In South Dakota, parts of Iowa, and in many other parts of the humid States, artesian wells lifting water to the surface in great volume are quite common. They are utilized for irrigation of fruits and crops, but the gain is not as great as is usually suspected. It is not often that the position of the well is favorable for irrigating as large an area as the volume of water would indicate. If water is raised a few feet to a reservoir on the highest ground in the near vicinity it can be utilized at time of greatest need over a large area by troughs or pipes. But it seldom happens that an artesian well can be made to run the water into large reservoirs high enough to be used over as much surface as the water will cover in a humid State. But in the relatively few localities where artesian wells can be obtained at the highest points they will prove very valuable if the surplus water can be stored in late winter and spring for use in the dry season.

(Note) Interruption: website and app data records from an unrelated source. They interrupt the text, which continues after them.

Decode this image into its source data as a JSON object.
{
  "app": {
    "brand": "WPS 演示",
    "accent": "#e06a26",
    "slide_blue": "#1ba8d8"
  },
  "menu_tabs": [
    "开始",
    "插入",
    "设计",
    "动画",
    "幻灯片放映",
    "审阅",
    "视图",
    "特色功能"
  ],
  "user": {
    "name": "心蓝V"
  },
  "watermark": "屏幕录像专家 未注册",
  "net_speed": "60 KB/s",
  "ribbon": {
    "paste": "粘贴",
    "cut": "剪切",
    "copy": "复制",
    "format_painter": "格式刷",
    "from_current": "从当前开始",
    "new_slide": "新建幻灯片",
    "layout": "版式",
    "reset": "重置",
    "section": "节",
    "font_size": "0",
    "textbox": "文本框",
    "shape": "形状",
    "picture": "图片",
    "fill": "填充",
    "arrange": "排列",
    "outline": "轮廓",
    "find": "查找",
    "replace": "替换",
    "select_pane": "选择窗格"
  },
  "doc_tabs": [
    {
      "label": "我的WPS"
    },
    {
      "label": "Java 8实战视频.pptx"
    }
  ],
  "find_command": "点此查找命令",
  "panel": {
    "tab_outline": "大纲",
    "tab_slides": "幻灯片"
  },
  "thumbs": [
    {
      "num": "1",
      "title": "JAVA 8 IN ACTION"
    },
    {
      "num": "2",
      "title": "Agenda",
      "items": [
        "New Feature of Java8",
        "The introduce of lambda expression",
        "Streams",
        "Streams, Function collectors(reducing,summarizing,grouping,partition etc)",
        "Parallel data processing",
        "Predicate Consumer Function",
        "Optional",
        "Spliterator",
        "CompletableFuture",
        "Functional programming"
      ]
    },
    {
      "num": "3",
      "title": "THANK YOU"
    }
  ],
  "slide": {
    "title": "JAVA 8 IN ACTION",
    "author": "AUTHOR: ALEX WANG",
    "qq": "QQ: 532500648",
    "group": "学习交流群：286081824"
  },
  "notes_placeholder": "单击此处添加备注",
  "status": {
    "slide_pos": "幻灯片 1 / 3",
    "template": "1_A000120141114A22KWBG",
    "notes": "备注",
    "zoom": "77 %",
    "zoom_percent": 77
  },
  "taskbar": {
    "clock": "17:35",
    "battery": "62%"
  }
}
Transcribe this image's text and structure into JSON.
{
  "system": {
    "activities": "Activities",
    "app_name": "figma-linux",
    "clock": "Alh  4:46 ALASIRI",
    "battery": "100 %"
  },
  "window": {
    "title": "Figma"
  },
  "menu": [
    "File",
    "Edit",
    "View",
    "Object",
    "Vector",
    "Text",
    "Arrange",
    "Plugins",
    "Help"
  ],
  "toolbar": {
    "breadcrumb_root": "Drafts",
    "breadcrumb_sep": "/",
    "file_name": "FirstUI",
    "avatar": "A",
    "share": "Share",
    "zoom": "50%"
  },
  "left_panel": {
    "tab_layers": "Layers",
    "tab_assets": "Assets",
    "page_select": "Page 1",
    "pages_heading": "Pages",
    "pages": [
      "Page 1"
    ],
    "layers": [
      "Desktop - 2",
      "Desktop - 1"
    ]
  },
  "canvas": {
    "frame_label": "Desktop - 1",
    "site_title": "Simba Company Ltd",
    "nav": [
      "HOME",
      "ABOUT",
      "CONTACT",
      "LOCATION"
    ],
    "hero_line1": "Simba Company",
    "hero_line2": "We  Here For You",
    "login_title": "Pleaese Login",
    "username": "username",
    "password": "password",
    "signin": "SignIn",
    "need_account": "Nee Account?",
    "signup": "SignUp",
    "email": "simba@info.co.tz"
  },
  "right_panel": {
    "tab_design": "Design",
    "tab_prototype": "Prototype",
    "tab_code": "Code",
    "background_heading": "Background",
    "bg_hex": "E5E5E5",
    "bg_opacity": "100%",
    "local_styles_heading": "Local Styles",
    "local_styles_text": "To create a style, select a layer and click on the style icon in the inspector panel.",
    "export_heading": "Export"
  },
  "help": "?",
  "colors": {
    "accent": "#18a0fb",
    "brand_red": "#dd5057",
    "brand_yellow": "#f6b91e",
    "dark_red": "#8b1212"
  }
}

In relatively flat countries with some undulation artesian water is distributed to good advantage when the pressure of water will lift it to a height of fifteen feet or more. In the Libyan desert of north Africa are now found hundreds of such wells furnishing water for immense plantations of date-palms and other tropical fruits. But where water comes within twenty feet of the surface and the supply is plentiful, the modern gasoline pumps raise and carry the water to elevated reservoirs at a cost so moderate that it is trifling when compared with the usual cost of water in the arid districts. Indeed, the reservoir system has been the main one used in ancient and modern times. In the arid regions the water of the wet season is stored in immense ponds or lakes for use in the dry period, usually in mountains, or by damming mountain streams. In the dry season this stored water is used on large tracts during a long period. In the humid States the dry period is short. Hence our friends from the arid States need not make sport of the smaller ponds filled by pumping from stream-beds or wells.